-- Prompt --
State the number of lines in these records that include the word "sécurité", and add nothing to it.

=== Begin Enclosure ===

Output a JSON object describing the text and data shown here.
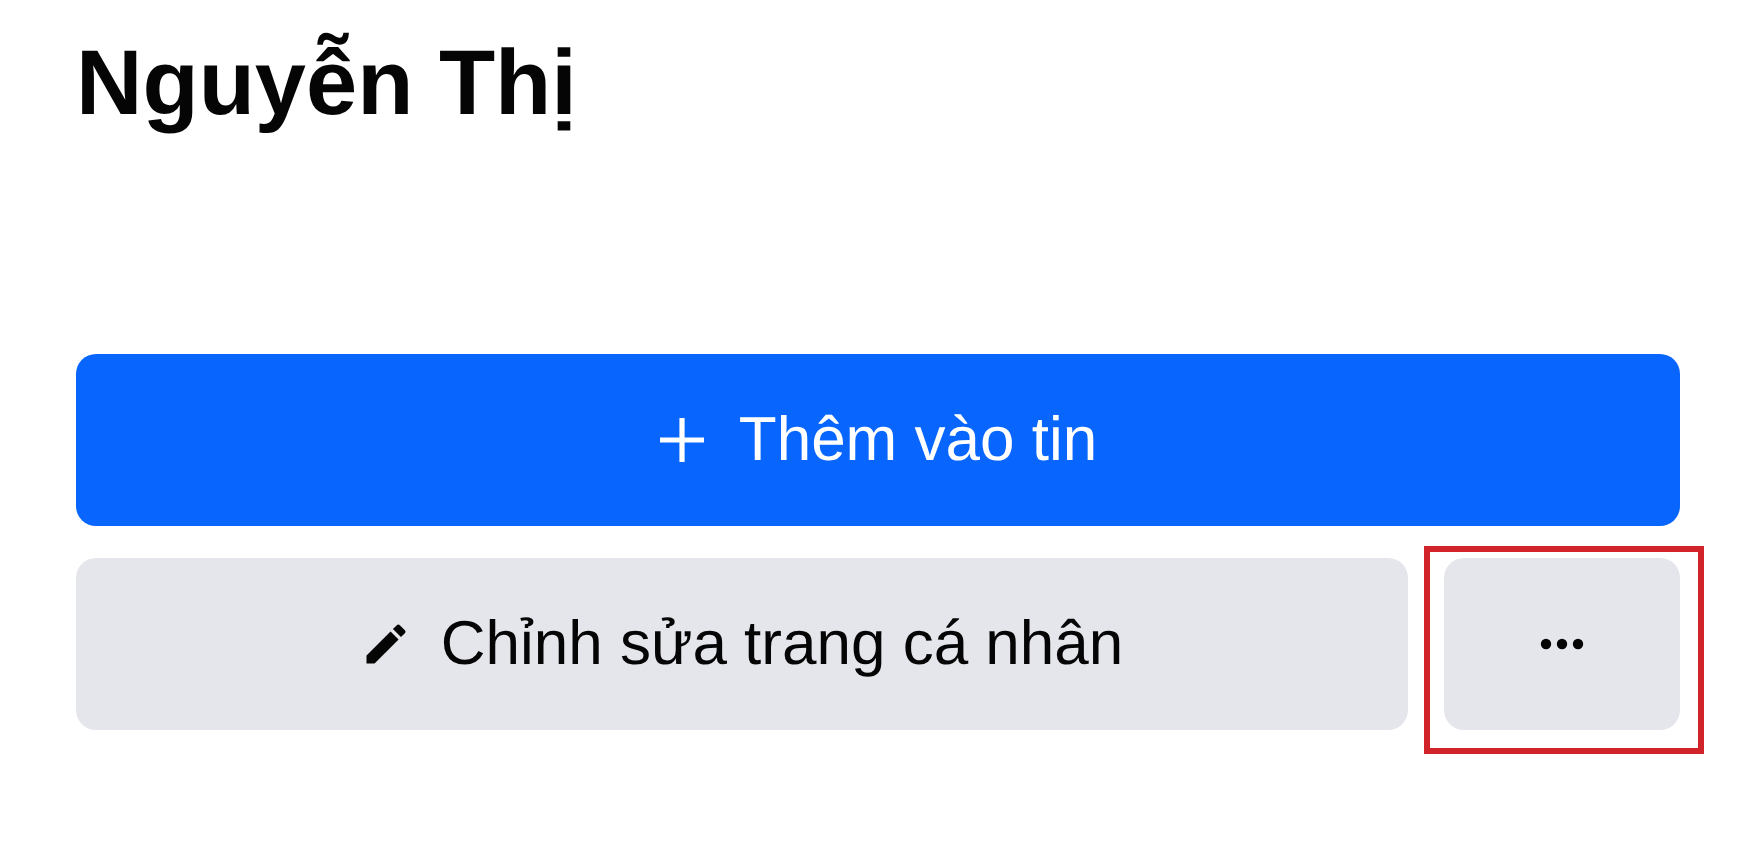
{
  "profile_name": "Nguyễn Thị",
  "add_story_button": {
    "label": "Thêm vào tin"
  },
  "edit_profile_button": {
    "label": "Chỉnh sửa trang cá nhân"
  },
  "more_button": {
    "highlighted": true
  }
}
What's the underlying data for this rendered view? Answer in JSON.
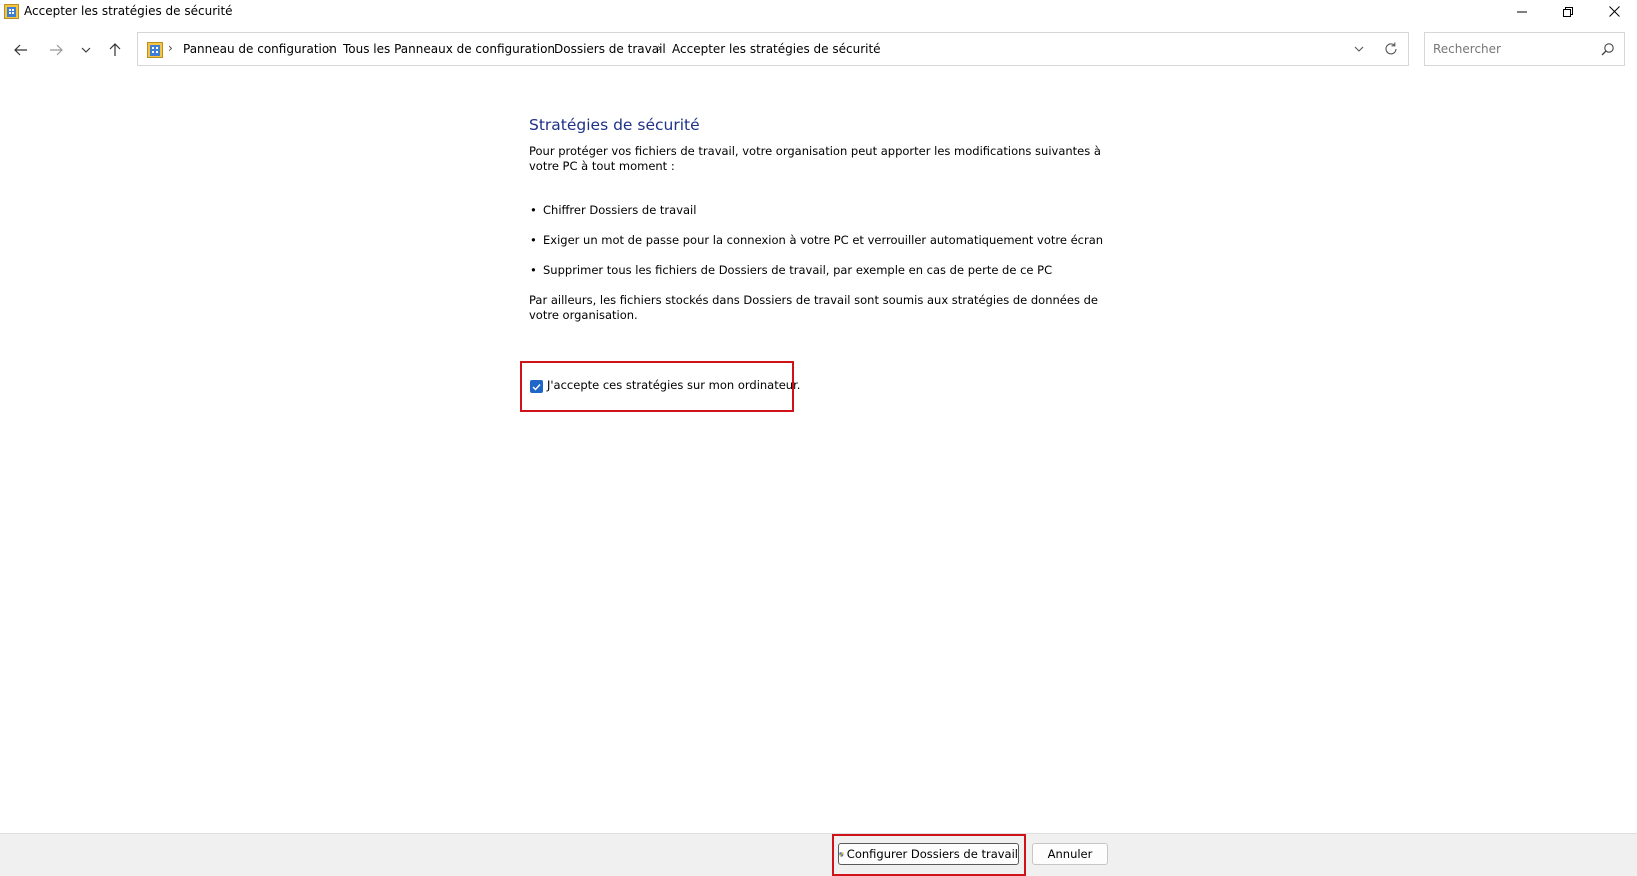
{
  "window": {
    "title": "Accepter les stratégies de sécurité",
    "icon": "control-panel-icon"
  },
  "nav": {
    "breadcrumbs": [
      "Panneau de configuration",
      "Tous les Panneaux de configuration",
      "Dossiers de travail",
      "Accepter les stratégies de sécurité"
    ],
    "search_placeholder": "Rechercher"
  },
  "content": {
    "heading": "Stratégies de sécurité",
    "intro": "Pour protéger vos fichiers de travail, votre organisation peut apporter les modifications suivantes à votre PC à tout moment :",
    "bullets": [
      "Chiffrer Dossiers de travail",
      "Exiger un mot de passe pour la connexion à votre PC et verrouiller automatiquement votre écran",
      "Supprimer tous les fichiers de Dossiers de travail, par exemple en cas de perte de ce PC"
    ],
    "outro": "Par ailleurs, les fichiers stockés dans Dossiers de travail sont soumis aux stratégies de données de votre organisation.",
    "accept_label": "J'accepte ces stratégies sur mon ordinateur.",
    "accept_checked": true
  },
  "footer": {
    "configure_label": "Configurer Dossiers de travail",
    "cancel_label": "Annuler"
  },
  "colors": {
    "heading": "#1e3287",
    "checkbox": "#1f66c9",
    "highlight": "#d0121b"
  }
}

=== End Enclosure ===

-- Response to this exercise --
3